    Paul completely misses the point. This does not create a copy of the file, but opens a second "view". You can then view the same file side-by-side to compare two functions in the same file etc. which on modern days' "wide" monitor formats makes more sense than the built-in "on-top-of-each-other" splitview.

  6. Jose says:

    I disagree Paul. Sometimes you are scrolling all the time between 2 functions in the same file, so if you can see them both at the same time (vertically arranged) it's just what you need.

    Great tip!

  7. TH says:

    Any idea about how to navigate the secondary window to the working windows position? ("Equalize" what code is being viewed in the to panes.)

    Say you want to "peek definition" via the real F12 and not Alt-F12, but don't want to loose your working position.

  8. sara says:

    Can anyone tell me how can one divide the screen to see two different results of the code?

  9. laamanni says:

    This is a good feature. But when I restart visual studio 2010 (or open it the next day..) my vertical tabs become HORIZONTAL (which I don't like). Is this a feature or bug and how to solve this?

  10. Humilulo says:

    It's a nice start, but it's also half useless without sharing keyboard shortcuts on how to swap between the two views.

    Sara, from what i understand of your question, this entire post was an answer to your question. Either you didn't understand the article or i am totally missing what you are asking. I'm guessing it's more likely that i don't understand what you are asking, but i share this in case others might have the same problem understanding your question.

  11. Boris says:

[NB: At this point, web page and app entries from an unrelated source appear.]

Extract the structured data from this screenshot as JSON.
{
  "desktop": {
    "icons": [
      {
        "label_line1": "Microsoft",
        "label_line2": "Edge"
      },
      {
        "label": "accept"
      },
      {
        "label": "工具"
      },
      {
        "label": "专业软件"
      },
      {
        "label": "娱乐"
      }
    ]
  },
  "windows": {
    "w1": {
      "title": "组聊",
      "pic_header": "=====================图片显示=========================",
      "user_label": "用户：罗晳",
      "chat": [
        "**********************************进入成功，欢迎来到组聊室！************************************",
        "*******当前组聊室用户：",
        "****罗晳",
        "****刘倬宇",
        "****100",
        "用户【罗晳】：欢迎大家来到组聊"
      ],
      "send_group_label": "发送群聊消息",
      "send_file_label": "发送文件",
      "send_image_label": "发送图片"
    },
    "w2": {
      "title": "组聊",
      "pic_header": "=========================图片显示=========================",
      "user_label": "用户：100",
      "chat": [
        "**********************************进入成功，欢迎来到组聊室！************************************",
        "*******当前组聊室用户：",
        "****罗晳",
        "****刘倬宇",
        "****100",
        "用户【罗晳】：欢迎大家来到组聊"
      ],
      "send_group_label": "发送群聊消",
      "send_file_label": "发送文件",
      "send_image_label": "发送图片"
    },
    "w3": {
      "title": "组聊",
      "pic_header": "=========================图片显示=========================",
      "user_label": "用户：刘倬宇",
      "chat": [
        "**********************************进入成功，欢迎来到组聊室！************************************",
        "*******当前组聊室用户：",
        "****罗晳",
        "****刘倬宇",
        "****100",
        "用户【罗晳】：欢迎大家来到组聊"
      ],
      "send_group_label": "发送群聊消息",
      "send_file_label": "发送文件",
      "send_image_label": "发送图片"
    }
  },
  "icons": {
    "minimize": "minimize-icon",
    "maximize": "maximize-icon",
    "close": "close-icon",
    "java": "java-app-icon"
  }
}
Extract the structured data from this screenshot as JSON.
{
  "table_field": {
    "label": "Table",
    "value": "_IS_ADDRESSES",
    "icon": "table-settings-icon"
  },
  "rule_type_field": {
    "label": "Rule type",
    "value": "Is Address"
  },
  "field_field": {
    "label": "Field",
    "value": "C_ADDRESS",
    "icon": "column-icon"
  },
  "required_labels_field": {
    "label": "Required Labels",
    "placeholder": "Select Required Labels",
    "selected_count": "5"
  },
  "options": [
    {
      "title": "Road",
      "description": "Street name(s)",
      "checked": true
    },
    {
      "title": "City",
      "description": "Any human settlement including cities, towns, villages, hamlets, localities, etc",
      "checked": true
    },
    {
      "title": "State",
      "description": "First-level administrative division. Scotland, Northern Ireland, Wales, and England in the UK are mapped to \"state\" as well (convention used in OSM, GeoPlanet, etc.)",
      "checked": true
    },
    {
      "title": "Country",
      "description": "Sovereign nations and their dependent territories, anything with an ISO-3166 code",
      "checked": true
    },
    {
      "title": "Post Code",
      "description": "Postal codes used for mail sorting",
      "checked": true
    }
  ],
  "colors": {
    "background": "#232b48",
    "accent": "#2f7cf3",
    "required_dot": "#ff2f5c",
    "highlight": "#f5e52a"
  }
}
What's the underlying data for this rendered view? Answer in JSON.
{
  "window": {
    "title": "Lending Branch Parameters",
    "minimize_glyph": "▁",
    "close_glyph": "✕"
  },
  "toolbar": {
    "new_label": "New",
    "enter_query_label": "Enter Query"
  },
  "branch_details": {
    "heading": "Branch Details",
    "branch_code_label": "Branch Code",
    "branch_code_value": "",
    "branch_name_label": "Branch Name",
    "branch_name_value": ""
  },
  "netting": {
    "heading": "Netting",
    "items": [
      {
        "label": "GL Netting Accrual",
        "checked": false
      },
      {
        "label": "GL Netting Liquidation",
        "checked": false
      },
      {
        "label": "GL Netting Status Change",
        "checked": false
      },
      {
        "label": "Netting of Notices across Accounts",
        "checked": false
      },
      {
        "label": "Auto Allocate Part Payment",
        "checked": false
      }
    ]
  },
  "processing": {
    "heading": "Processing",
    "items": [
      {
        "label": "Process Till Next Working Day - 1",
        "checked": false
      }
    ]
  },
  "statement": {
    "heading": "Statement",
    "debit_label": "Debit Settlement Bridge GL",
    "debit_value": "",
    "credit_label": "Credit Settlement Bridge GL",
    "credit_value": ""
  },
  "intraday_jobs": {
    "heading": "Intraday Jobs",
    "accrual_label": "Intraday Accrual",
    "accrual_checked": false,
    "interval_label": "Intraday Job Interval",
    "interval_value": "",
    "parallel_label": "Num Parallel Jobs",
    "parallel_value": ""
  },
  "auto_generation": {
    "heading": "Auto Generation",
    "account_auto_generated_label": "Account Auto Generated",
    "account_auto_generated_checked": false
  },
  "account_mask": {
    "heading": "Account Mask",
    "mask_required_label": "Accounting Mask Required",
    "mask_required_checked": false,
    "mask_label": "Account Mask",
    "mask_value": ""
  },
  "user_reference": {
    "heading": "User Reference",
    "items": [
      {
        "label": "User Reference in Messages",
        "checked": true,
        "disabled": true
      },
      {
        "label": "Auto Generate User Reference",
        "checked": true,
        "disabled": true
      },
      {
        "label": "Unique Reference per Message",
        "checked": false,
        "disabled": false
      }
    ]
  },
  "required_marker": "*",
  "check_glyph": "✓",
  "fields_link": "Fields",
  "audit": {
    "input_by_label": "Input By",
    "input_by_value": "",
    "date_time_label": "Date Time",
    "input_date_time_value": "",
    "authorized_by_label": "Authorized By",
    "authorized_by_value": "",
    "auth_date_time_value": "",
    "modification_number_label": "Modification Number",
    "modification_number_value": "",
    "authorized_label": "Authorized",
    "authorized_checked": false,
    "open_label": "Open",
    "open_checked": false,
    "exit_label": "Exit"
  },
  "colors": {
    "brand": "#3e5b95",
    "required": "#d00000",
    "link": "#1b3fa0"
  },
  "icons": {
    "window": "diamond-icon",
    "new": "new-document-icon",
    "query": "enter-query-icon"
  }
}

    Humilulo, if by "swapping between two views" you mean changing a focus from one opened file to another then "Ctrl + Tab" and "Ctrl + Shift + Tab" do the job.